I’d become an observer of life without actually being a part of it. I hadn’t cried then for some time. And then I just walked away.
After he was gone I found refuge in the Northern Territory. It was a great place to go with all that confusion and detachment I was carrying, because at that time, in the early 1980s, there was a lot of building going on and there were plenty of jobs and an eclectic group of people.
I took risks and I rebelled, but now I had a group of people to do it with. I went wild and I didn’t care.
But it was going bush that I really loved. I loved the vastness of the desert. All that space made me feel connected. It was there I found peace.
I felt like I belonged. I didn’t have to look at myself, but could just enjoy being “on country”, or in touch with the traditional land.
I started to drink more at this time to block the pain. When the drugs and alcohol stopped working, I became suicidal. When I went for walks, I’d see myself hanging from the trees. I was at the very edge.
One day, I rang the Crisis Line and booked myself into rehab. Slowly the stone inside me turned to ice and then the ice began to melt. I felt real tears on my face for the first time in my adult life.
In 1997, the Bringing Them Home report came out and a lot of the documentation about the Stolen Generations was released. I found out my birth mum’s name and then flew to Canberra to meet her. I was 34.
She was the first person I’d seen who looked like me; she had my eyes. I could see myself reflected in her face. She told me how empty and wrong she felt when she gave me up.
She grew up without her mother, too, or her sisters and brother. It was hard to accept that I repeated history when I adopted out my son.
It was the beginning of a very long reconnection journey. I kept meeting all these adults who’d been removed from their families.
It was at least every second person. It was like, what the hell? And we started to talk about it, to support each other through our shared experience.
At this time everyone was still looking for each other – lost children, cousins, brothers and sisters. You’d become very practised at looking at someone’s face and almost being able to recognise which mob or language group they came from. It wasn’t an invasive thing, it was a very caring thing.
Four years later I met my son, Jonnie. I’d learnt so much about reconnecting from my experience with my mum. As soon as we hugged, we were linked.

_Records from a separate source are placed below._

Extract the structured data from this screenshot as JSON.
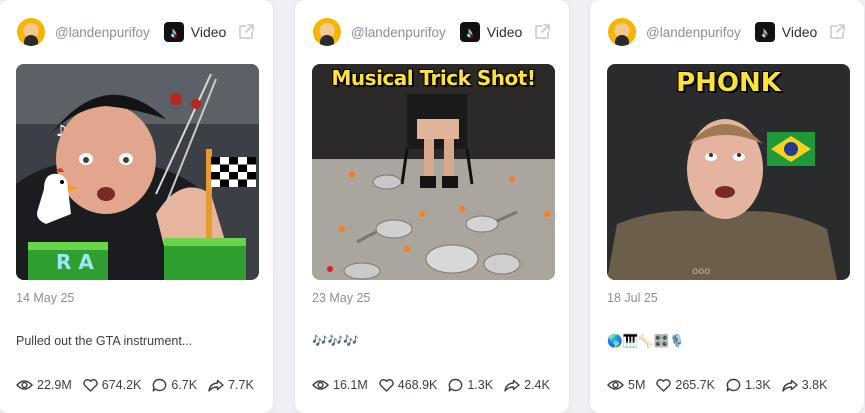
{
  "cards": [
    {
      "handle": "@landenpurifoy",
      "platform_label": "Video",
      "date": "14 May 25",
      "caption": "Pulled out the GTA instrument...",
      "overlay_text": "",
      "stats": {
        "views": "22.9M",
        "likes": "674.2K",
        "comments": "6.7K",
        "shares": "7.7K"
      }
    },
    {
      "handle": "@landenpurifoy",
      "platform_label": "Video",
      "date": "23 May 25",
      "caption": "🎶🎶🎶",
      "overlay_text": "Musical Trick Shot!",
      "stats": {
        "views": "16.1M",
        "likes": "468.9K",
        "comments": "1.3K",
        "shares": "2.4K"
      }
    },
    {
      "handle": "@landenpurifoy",
      "platform_label": "Video",
      "date": "18 Jul 25",
      "caption": "🌎🎹🦴🎛️🎙️",
      "overlay_text": "PHONK",
      "stats": {
        "views": "5M",
        "likes": "265.7K",
        "comments": "1.3K",
        "shares": "3.8K"
      }
    }
  ],
  "icons": {
    "platform": "tiktok-icon",
    "external": "external-link-icon",
    "views": "eye-icon",
    "likes": "heart-icon",
    "comments": "comment-icon",
    "shares": "share-icon"
  }
}
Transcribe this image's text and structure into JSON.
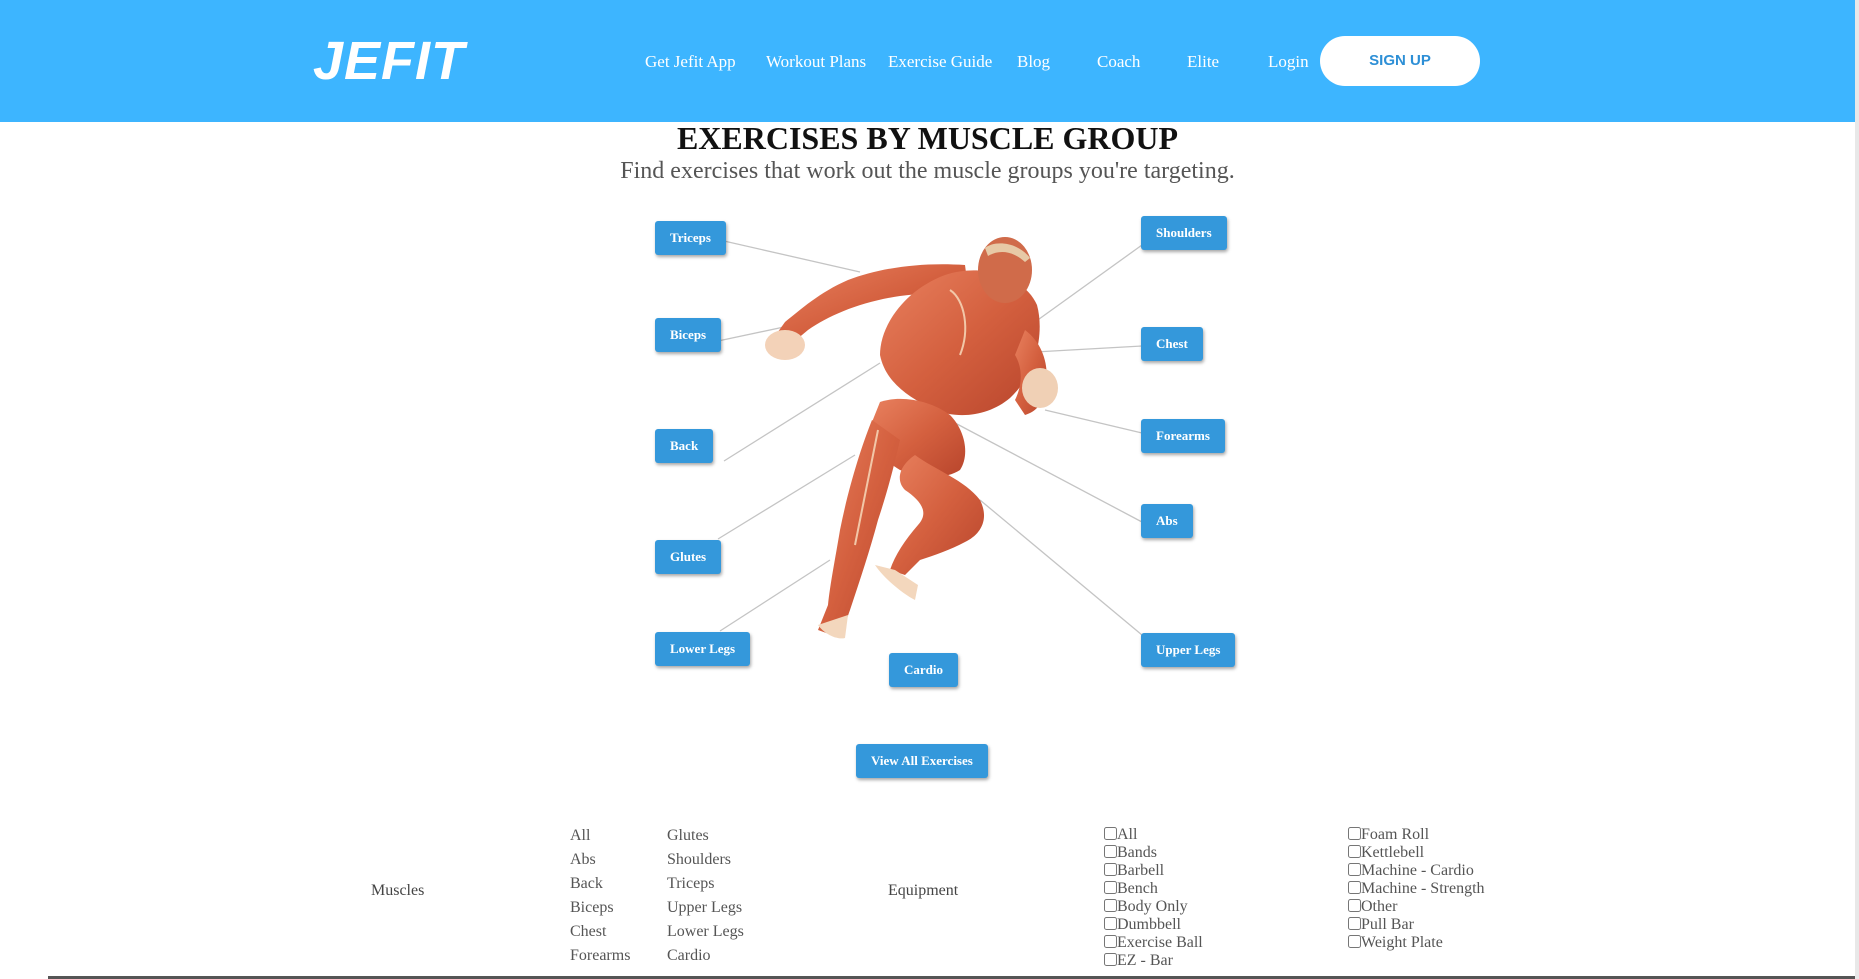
{
  "header": {
    "logo": "JEFIT",
    "nav": [
      "Get Jefit App",
      "Workout Plans",
      "Exercise Guide",
      "Blog",
      "Coach",
      "Elite",
      "Login"
    ],
    "signup_label": "SIGN UP",
    "background_color": "#3db5ff"
  },
  "page": {
    "title": "EXERCISES BY MUSCLE GROUP",
    "subtitle": "Find exercises that work out the muscle groups you're targeting."
  },
  "muscle_buttons": {
    "triceps": "Triceps",
    "biceps": "Biceps",
    "back": "Back",
    "glutes": "Glutes",
    "lower_legs": "Lower Legs",
    "cardio": "Cardio",
    "shoulders": "Shoulders",
    "chest": "Chest",
    "forearms": "Forearms",
    "abs": "Abs",
    "upper_legs": "Upper Legs",
    "button_color": "#3498db"
  },
  "view_all_label": "View All Exercises",
  "filters": {
    "muscles_label": "Muscles",
    "muscles_col1": [
      "All",
      "Abs",
      "Back",
      "Biceps",
      "Chest",
      "Forearms"
    ],
    "muscles_col2": [
      "Glutes",
      "Shoulders",
      "Triceps",
      "Upper Legs",
      "Lower Legs",
      "Cardio"
    ],
    "equipment_label": "Equipment",
    "equipment_col1": [
      "All",
      "Bands",
      "Barbell",
      "Bench",
      "Body Only",
      "Dumbbell",
      "Exercise Ball",
      "EZ - Bar"
    ],
    "equipment_col2": [
      "Foam Roll",
      "Kettlebell",
      "Machine - Cardio",
      "Machine - Strength",
      "Other",
      "Pull Bar",
      "Weight Plate"
    ]
  }
}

We found we had so much in common… every night we’d sit around an open fire and talk. That was such an Aboriginal thing to do, although we probably didn’t realise it at the time.
One of the most profound parts of my journey was meeting my traditional family. Mum took me out bush – they’d come up and say, “We your family”. Wow. I didn’t know.
When Jonnie returned, the traditional women welcomed him back, too. They’d wail and perform ceremonies and call out to him, “Eh, grandson!” They’d hold his hands and tell him jokes.
It freaked him out, but he also loved it. He walked back into a love of culture [a connection to traditional Aboriginal culture].
I’m so grateful I survived my journey. A lot of good, strong-hearted people didn’t.
I learnt to live in two different ways over my life. I learnt a good example of hard work and kindness from growing up with my mum and dad in my adopted family.
And I’m extremely grateful that my traditional family welcomed me back with such love and honesty. I got a second chance to live in an honest world.
I only wish it was a society that accepted my family, too. When I go somewhere, people will open doors for me. But if I’ve got my traditional family with me, the doors aren’t opened.
In restaurants and cafes, they won’t get served just because of the colour of their skin. It’s confronting and hurtful.
One thing I’ve learnt from living in two different cultures is to look at the assets in people, not the faults.
Society doesn’t do that well, which is why racism is so prevalent in this country. Look at people’s faces. Be open to that joyous journey of discovering the different skills people have. Always look for the joy.
Too Afraid to Cry (Ilura Press, $28.95), is out now.